When the word "near" appears in a line of the data below, list that line.

## Material for the task
*** Block opens ***

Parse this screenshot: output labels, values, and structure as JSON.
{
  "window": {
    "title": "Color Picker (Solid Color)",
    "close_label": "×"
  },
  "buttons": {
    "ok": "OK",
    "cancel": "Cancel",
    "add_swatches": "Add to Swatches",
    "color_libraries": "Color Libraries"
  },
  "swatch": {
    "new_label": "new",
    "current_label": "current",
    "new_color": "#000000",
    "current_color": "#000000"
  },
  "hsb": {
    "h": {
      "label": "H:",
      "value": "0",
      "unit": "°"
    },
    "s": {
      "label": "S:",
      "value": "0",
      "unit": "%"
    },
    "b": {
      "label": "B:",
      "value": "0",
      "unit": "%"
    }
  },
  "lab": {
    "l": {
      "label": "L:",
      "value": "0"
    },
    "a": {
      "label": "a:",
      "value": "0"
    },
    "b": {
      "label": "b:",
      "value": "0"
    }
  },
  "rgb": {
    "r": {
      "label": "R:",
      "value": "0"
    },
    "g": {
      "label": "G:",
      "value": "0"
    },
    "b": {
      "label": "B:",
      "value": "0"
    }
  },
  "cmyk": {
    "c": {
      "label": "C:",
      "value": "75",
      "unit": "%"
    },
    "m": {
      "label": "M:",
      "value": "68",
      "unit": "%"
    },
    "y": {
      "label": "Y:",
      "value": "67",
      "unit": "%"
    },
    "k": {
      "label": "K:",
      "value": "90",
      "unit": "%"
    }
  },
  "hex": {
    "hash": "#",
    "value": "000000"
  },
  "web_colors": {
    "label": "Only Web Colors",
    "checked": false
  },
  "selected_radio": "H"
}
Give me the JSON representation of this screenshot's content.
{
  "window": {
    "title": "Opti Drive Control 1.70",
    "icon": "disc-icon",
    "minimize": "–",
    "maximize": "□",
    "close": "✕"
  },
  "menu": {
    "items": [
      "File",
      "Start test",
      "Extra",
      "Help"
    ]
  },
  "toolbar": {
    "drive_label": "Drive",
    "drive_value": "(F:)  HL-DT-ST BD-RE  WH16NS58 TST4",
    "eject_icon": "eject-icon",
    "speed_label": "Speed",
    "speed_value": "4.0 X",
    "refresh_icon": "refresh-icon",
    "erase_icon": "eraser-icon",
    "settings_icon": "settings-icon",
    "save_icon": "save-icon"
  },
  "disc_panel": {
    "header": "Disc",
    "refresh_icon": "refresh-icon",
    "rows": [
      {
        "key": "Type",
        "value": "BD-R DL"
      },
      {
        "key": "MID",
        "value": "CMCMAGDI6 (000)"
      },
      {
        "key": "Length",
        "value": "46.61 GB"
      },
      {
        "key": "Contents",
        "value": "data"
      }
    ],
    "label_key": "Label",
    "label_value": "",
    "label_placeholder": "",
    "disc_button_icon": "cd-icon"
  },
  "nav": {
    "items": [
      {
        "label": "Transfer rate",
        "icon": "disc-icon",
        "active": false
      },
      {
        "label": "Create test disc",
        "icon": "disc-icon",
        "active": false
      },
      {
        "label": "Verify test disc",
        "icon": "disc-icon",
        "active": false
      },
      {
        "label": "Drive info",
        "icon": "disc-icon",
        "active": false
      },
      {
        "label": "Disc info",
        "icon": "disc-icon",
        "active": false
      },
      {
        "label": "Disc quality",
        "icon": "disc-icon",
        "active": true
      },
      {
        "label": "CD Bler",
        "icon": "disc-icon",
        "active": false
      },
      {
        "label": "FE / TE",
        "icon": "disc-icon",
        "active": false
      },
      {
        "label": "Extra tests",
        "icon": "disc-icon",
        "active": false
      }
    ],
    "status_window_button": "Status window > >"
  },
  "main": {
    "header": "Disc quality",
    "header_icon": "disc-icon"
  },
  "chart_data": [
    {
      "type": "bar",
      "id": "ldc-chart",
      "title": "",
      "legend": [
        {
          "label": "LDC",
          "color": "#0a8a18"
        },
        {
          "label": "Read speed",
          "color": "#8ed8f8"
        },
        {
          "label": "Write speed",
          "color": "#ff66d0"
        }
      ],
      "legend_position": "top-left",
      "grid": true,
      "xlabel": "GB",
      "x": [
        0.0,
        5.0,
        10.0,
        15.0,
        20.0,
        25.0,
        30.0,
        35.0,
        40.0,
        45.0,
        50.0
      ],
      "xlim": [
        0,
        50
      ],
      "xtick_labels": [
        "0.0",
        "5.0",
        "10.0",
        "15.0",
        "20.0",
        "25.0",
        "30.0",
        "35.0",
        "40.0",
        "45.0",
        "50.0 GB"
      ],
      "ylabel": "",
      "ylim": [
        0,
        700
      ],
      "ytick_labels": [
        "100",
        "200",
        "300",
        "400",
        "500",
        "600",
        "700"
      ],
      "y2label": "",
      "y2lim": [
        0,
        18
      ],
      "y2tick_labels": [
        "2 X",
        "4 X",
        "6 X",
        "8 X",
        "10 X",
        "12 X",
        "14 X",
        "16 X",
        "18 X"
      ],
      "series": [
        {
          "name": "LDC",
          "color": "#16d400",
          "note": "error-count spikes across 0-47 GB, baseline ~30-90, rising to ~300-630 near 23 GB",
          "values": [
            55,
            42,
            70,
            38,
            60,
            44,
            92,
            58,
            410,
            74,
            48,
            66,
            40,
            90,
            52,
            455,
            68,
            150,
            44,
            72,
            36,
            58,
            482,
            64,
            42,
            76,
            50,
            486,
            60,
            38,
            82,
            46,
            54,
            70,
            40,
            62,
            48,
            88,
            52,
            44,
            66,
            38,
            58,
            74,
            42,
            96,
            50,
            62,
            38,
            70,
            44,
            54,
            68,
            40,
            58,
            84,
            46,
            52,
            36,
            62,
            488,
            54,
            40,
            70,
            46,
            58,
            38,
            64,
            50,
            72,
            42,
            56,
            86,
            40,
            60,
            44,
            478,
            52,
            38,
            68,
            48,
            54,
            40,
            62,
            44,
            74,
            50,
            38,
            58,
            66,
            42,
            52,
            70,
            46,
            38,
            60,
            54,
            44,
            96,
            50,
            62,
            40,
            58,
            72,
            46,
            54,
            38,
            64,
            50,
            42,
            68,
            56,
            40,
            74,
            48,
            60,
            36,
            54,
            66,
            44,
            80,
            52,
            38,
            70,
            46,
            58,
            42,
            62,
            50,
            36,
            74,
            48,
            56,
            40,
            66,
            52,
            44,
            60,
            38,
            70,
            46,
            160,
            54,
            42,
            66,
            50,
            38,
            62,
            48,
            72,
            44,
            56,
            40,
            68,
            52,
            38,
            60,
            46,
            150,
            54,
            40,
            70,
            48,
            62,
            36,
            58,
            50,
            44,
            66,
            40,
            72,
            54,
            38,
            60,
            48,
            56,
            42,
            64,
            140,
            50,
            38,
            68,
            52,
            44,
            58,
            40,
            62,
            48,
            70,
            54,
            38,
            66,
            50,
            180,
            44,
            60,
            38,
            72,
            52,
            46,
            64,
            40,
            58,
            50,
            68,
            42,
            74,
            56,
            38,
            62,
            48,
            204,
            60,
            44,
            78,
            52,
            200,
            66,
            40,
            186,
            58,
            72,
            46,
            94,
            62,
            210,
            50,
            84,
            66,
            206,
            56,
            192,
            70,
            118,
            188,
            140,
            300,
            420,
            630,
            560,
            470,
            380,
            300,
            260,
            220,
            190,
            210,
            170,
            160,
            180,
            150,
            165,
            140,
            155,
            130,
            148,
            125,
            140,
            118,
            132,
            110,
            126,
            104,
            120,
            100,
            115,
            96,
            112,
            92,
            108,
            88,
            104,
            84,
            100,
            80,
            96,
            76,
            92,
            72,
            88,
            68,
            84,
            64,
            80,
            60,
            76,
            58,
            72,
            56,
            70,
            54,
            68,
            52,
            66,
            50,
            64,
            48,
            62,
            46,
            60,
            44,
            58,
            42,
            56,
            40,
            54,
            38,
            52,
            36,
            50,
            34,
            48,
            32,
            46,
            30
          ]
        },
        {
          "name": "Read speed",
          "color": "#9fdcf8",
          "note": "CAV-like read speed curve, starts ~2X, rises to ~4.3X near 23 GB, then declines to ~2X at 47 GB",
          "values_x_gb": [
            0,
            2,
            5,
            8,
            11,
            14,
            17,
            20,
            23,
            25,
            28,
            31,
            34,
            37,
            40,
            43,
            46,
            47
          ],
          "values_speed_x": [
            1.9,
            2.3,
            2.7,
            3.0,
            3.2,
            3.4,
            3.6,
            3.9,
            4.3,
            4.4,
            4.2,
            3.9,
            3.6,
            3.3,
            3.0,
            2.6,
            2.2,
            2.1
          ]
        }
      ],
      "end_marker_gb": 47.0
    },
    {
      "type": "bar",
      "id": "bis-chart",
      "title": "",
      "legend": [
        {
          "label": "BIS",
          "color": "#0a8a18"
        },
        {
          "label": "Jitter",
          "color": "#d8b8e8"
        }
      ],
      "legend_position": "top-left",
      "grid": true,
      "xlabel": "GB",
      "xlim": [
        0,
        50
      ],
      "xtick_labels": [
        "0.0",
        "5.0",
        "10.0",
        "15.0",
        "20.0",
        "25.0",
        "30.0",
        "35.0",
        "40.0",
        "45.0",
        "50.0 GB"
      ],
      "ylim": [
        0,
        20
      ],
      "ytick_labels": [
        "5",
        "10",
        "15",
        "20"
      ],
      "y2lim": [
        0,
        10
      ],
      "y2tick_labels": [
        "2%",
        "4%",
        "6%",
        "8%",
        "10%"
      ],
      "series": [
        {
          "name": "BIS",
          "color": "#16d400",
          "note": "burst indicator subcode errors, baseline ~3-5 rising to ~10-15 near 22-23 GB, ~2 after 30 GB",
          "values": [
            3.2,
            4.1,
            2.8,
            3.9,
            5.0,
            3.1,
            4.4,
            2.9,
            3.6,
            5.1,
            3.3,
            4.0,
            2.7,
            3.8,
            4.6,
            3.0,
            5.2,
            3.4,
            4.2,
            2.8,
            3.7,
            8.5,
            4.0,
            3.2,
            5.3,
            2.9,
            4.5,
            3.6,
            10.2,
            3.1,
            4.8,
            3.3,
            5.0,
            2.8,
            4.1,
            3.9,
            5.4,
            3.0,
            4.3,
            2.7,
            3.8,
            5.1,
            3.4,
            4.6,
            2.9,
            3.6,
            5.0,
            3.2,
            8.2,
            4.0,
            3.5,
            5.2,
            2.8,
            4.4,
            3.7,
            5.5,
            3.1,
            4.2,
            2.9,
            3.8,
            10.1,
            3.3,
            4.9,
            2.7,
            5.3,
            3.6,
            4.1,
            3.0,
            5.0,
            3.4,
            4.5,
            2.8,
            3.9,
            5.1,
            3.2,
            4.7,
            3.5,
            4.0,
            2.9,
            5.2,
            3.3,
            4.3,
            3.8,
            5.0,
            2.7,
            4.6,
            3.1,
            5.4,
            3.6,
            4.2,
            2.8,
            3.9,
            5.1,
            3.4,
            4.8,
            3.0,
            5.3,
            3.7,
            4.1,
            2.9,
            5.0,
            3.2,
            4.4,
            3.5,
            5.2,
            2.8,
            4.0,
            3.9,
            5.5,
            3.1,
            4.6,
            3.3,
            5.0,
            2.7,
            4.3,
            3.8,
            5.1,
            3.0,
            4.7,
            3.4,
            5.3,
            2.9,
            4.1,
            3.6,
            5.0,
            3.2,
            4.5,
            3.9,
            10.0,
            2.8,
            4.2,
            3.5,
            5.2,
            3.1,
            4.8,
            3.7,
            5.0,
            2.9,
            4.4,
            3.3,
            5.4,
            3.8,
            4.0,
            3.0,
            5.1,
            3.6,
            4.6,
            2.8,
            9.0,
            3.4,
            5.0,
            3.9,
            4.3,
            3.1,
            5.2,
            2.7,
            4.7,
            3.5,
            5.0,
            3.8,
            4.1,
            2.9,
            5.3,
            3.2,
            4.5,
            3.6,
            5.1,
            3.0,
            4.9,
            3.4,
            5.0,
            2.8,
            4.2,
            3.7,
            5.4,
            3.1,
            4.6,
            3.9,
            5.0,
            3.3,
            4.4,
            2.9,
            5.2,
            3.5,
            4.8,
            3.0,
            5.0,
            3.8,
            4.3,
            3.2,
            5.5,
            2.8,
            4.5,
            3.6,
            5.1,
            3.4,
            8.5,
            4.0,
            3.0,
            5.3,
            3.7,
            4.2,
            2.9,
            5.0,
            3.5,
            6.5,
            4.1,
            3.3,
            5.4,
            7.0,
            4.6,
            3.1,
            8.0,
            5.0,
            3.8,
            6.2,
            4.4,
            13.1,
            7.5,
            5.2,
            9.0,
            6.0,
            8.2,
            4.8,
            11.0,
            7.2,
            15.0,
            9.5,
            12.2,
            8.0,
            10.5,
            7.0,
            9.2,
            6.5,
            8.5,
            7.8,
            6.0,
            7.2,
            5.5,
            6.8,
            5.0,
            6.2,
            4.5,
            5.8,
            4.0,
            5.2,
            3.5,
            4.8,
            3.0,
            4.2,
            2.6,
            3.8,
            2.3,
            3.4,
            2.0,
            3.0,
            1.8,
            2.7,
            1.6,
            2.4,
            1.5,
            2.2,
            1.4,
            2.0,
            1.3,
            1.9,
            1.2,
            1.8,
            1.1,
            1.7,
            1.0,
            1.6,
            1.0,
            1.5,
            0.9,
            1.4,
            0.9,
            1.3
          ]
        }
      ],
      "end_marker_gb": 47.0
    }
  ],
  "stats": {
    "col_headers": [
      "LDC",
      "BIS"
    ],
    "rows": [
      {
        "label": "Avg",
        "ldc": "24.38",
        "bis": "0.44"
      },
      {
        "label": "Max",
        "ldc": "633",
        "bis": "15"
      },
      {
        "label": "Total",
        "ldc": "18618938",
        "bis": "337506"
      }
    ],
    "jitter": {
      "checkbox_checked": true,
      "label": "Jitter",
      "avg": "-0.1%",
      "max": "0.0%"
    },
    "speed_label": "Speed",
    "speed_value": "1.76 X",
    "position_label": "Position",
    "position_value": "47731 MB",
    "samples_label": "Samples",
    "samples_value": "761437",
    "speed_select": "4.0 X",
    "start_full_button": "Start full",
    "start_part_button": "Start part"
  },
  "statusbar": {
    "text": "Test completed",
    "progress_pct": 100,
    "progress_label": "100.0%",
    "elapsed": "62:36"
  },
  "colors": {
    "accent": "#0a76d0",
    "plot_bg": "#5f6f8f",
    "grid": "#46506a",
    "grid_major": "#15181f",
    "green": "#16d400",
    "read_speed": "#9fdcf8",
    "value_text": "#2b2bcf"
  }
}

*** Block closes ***

## Exercise solution
          "note": "error-count spikes across 0-47 GB, baseline ~30-90, rising to ~300-630 near 23 GB",
          "note": "CAV-like read speed curve, starts ~2X, rises to ~4.3X near 23 GB, then declines to ~2X at 47 GB",
          "note": "burst indicator subcode errors, baseline ~3-5 rising to ~10-15 near 22-23 GB, ~2 after 30 GB",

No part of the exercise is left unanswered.